* [EXERCISE PROMPT]: Where a line in the records below includes "declared", pull that line out.

* [DATA PROVIDED]:
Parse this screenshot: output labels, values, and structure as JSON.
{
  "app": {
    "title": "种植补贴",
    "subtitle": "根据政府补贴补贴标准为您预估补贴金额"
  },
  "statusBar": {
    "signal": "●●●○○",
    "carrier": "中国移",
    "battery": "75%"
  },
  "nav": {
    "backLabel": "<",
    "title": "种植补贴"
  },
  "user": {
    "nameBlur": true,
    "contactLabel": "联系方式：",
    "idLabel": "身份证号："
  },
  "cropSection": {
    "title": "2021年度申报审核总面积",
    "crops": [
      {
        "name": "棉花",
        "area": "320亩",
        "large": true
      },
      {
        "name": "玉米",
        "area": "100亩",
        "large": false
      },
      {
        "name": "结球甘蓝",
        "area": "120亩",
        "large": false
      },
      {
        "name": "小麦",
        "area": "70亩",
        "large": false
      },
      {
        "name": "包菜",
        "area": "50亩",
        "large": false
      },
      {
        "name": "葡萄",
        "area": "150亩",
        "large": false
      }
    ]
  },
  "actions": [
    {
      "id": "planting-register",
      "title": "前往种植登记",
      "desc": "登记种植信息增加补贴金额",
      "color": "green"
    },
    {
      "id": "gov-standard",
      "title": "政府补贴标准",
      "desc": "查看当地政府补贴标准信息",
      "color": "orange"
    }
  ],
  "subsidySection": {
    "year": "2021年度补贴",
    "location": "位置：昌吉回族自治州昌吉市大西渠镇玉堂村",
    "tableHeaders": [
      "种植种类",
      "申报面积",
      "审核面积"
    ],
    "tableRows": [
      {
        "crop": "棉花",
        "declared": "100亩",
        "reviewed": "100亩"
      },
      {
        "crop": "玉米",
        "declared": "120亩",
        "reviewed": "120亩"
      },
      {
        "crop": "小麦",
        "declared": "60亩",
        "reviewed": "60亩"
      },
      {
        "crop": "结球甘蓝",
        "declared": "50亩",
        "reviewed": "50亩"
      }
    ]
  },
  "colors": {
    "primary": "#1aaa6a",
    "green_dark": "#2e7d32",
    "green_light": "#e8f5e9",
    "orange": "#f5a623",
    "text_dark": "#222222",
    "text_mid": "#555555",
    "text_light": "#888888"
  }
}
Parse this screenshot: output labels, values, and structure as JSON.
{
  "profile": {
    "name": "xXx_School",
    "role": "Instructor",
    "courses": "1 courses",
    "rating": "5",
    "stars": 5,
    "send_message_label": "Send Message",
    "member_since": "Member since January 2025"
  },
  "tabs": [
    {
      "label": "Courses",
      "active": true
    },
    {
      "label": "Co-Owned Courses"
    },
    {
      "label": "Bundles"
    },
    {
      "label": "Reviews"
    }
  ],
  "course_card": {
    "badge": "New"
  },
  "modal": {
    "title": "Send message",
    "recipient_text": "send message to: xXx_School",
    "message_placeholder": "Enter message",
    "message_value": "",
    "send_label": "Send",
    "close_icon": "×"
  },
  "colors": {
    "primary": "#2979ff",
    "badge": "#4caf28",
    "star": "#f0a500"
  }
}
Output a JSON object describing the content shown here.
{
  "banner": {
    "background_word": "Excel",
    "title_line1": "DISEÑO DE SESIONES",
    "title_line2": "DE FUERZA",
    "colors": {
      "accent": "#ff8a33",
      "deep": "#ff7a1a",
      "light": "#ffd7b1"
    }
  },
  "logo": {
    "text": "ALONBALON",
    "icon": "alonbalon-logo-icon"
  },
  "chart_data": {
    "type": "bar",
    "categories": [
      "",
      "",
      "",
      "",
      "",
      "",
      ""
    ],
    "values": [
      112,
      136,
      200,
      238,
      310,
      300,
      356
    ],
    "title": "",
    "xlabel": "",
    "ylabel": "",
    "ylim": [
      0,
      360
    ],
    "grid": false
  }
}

* [ANSWER TO THE EXERCISE]:
        "declared": "100亩",
        "declared": "120亩",
        "declared": "60亩",
        "declared": "50亩",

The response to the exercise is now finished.